DATA LISTING
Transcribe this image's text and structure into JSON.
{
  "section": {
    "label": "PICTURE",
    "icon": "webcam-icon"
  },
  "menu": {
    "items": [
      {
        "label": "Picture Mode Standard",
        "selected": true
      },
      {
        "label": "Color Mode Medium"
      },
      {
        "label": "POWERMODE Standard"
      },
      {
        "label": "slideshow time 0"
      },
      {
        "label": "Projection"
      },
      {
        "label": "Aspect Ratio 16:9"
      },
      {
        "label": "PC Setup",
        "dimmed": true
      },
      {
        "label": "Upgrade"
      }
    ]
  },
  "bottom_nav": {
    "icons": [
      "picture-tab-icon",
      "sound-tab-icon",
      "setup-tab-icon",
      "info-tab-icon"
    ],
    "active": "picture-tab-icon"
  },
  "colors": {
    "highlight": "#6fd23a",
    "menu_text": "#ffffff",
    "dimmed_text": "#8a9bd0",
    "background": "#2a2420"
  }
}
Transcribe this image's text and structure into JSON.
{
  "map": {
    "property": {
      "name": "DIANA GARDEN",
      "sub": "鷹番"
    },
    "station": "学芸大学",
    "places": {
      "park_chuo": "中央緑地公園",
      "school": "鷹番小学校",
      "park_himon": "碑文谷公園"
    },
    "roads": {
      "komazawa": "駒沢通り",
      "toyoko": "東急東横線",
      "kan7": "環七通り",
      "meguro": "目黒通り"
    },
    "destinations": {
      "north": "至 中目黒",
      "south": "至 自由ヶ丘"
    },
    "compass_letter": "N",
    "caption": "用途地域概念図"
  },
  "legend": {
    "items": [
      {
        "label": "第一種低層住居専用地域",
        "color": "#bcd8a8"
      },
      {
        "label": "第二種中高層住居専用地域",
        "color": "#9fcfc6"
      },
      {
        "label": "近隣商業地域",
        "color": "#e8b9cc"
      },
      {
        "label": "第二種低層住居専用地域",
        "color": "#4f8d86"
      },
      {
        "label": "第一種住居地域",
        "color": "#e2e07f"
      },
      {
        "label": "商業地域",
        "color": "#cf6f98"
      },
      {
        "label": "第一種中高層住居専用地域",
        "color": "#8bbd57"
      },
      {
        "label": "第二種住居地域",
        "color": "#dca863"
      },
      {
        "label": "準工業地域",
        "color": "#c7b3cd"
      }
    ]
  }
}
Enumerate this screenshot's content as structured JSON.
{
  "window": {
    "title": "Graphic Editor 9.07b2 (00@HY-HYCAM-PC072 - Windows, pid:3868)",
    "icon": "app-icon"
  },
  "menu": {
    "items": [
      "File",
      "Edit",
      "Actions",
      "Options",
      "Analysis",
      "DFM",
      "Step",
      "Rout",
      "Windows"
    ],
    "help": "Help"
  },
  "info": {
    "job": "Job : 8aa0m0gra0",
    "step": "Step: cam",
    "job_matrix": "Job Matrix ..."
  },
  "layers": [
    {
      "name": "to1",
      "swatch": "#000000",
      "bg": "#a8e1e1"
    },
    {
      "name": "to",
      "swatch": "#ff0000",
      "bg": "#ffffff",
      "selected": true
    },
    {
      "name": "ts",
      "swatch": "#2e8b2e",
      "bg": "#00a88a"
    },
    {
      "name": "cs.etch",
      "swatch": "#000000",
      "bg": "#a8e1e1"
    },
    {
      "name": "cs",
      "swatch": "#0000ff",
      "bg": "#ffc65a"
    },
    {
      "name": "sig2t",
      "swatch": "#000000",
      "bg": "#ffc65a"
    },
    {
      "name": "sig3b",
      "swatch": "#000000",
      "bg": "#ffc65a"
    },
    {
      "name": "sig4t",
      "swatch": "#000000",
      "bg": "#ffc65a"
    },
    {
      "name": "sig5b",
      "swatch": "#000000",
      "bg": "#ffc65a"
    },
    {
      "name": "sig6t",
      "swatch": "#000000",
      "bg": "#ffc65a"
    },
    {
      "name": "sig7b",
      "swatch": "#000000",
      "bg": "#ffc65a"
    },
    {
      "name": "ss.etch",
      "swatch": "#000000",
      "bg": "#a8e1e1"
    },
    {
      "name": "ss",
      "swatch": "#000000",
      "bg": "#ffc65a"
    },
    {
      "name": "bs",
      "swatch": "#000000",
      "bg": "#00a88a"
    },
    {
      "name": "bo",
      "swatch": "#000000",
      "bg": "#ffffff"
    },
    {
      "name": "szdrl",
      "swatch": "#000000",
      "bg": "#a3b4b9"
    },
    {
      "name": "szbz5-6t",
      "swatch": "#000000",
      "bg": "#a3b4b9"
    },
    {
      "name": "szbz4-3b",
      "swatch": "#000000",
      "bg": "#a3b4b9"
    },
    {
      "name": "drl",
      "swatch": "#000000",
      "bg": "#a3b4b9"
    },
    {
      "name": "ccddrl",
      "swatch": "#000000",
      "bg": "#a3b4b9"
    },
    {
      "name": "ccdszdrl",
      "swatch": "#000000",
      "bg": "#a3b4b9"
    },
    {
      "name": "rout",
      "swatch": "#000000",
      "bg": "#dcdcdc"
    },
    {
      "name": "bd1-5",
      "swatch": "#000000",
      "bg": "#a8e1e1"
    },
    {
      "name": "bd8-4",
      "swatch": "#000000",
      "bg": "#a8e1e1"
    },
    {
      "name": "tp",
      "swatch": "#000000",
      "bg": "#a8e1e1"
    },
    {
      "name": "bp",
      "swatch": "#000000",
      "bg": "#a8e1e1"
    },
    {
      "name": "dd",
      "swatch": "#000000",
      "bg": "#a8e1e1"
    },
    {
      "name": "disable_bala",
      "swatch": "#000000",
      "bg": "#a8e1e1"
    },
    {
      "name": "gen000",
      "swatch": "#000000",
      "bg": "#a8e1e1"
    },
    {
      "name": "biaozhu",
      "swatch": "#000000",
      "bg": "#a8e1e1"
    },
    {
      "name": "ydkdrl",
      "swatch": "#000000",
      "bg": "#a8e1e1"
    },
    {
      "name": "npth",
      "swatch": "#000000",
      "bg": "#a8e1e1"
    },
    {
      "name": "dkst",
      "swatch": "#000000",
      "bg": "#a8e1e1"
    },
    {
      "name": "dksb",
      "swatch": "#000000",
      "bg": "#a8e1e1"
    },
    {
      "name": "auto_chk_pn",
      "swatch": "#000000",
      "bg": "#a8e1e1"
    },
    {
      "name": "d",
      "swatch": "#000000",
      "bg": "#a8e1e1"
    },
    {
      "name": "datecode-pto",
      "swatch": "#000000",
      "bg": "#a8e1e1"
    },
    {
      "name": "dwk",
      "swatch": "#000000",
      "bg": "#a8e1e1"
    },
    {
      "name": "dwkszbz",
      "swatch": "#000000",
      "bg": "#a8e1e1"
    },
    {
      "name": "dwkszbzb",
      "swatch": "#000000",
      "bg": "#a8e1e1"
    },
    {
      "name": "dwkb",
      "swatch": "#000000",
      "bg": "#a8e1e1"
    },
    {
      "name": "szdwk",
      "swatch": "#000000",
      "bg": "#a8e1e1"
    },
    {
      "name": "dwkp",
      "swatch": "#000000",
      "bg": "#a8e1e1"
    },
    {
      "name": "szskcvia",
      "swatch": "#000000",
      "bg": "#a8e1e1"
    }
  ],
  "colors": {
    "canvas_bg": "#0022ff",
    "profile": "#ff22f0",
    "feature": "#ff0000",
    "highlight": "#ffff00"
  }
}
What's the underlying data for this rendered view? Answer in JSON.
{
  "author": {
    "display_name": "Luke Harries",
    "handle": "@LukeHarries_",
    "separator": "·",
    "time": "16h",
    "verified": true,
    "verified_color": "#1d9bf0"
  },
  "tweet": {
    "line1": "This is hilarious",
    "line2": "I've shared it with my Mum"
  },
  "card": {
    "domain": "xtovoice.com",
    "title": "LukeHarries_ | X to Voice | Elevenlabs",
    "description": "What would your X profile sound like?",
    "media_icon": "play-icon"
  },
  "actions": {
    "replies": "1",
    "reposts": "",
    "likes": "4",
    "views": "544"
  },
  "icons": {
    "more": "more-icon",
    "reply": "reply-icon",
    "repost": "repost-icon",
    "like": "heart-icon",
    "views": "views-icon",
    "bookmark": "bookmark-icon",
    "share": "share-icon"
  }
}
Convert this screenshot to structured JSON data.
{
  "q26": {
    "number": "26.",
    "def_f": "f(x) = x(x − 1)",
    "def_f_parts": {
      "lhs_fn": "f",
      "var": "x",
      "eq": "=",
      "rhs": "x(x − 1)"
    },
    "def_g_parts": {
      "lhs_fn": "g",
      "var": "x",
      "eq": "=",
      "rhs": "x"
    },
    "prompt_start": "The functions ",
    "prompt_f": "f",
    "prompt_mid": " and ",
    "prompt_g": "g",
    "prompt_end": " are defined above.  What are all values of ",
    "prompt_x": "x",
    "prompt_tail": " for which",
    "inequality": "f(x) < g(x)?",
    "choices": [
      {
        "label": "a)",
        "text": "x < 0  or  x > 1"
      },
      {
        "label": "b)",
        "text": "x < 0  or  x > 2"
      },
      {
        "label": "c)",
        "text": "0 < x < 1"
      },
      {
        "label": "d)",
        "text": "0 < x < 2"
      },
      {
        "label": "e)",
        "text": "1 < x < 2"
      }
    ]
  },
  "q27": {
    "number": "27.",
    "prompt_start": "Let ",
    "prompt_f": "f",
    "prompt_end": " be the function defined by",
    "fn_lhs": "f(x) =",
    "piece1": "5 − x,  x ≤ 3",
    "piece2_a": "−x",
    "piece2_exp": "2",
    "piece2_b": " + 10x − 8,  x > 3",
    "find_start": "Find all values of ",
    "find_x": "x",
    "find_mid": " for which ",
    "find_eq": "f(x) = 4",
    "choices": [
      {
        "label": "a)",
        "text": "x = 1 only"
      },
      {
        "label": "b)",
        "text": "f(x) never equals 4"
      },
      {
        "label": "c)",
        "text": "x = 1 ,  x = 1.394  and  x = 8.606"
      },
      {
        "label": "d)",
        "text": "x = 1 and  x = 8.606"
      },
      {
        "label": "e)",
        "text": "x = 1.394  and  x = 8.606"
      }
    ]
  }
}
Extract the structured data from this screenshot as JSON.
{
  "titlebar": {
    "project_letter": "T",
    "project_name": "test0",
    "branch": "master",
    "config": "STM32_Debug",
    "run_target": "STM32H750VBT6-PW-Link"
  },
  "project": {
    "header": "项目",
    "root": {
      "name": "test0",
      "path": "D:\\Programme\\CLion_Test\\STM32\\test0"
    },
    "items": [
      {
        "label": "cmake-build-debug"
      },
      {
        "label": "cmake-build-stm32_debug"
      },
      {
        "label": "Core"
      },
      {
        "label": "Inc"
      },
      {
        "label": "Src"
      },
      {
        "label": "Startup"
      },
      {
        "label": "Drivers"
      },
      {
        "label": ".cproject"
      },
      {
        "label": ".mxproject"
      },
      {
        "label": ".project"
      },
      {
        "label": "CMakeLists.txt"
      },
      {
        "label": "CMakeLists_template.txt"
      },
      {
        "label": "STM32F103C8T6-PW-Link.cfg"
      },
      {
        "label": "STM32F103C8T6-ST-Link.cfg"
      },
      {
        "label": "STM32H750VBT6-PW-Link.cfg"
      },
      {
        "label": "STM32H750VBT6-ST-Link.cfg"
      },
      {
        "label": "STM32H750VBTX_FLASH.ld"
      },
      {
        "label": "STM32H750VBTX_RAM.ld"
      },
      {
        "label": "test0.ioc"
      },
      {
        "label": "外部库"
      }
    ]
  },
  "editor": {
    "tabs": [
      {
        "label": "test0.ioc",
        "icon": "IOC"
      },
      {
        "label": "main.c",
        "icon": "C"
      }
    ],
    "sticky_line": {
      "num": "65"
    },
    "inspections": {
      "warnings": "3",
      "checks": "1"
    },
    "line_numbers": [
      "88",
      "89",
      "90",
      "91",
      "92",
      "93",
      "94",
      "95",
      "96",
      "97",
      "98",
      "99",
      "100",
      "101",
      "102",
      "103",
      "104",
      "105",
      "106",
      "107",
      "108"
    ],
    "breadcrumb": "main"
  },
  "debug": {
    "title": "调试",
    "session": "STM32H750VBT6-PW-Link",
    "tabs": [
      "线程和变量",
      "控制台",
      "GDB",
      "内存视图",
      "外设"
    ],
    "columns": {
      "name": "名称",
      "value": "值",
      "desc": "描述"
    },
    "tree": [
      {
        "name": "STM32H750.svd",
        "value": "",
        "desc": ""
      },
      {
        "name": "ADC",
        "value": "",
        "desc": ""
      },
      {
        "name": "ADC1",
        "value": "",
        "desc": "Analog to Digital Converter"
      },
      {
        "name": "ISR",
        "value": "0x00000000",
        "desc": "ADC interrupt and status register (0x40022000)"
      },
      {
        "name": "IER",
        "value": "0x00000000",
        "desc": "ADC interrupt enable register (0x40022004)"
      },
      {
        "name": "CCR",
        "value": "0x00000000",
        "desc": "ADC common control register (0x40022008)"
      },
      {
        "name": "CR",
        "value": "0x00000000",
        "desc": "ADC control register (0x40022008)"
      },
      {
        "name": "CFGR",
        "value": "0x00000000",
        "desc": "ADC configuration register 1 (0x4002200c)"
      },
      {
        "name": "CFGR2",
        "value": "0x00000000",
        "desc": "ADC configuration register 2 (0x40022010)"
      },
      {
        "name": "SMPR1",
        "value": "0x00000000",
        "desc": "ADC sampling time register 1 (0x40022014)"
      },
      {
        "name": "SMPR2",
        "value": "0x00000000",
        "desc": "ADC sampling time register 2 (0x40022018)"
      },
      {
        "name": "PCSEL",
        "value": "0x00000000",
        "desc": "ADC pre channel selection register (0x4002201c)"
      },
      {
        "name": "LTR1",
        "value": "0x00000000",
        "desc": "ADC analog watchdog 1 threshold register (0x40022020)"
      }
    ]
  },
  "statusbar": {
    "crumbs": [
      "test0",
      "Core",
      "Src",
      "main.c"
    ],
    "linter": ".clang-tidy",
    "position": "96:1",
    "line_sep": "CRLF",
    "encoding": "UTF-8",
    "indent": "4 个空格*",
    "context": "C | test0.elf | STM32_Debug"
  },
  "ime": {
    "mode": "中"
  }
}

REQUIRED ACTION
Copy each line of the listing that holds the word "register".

THE COMPLETED TASK
        "desc": "ADC interrupt and status register (0x40022000)"
        "desc": "ADC interrupt enable register (0x40022004)"
        "desc": "ADC common control register (0x40022008)"
        "desc": "ADC control register (0x40022008)"
        "desc": "ADC configuration register 1 (0x4002200c)"
        "desc": "ADC configuration register 2 (0x40022010)"
        "desc": "ADC sampling time register 1 (0x40022014)"
        "desc": "ADC sampling time register 2 (0x40022018)"
        "desc": "ADC pre channel selection register (0x4002201c)"
        "desc": "ADC analog watchdog 1 threshold register (0x40022020)"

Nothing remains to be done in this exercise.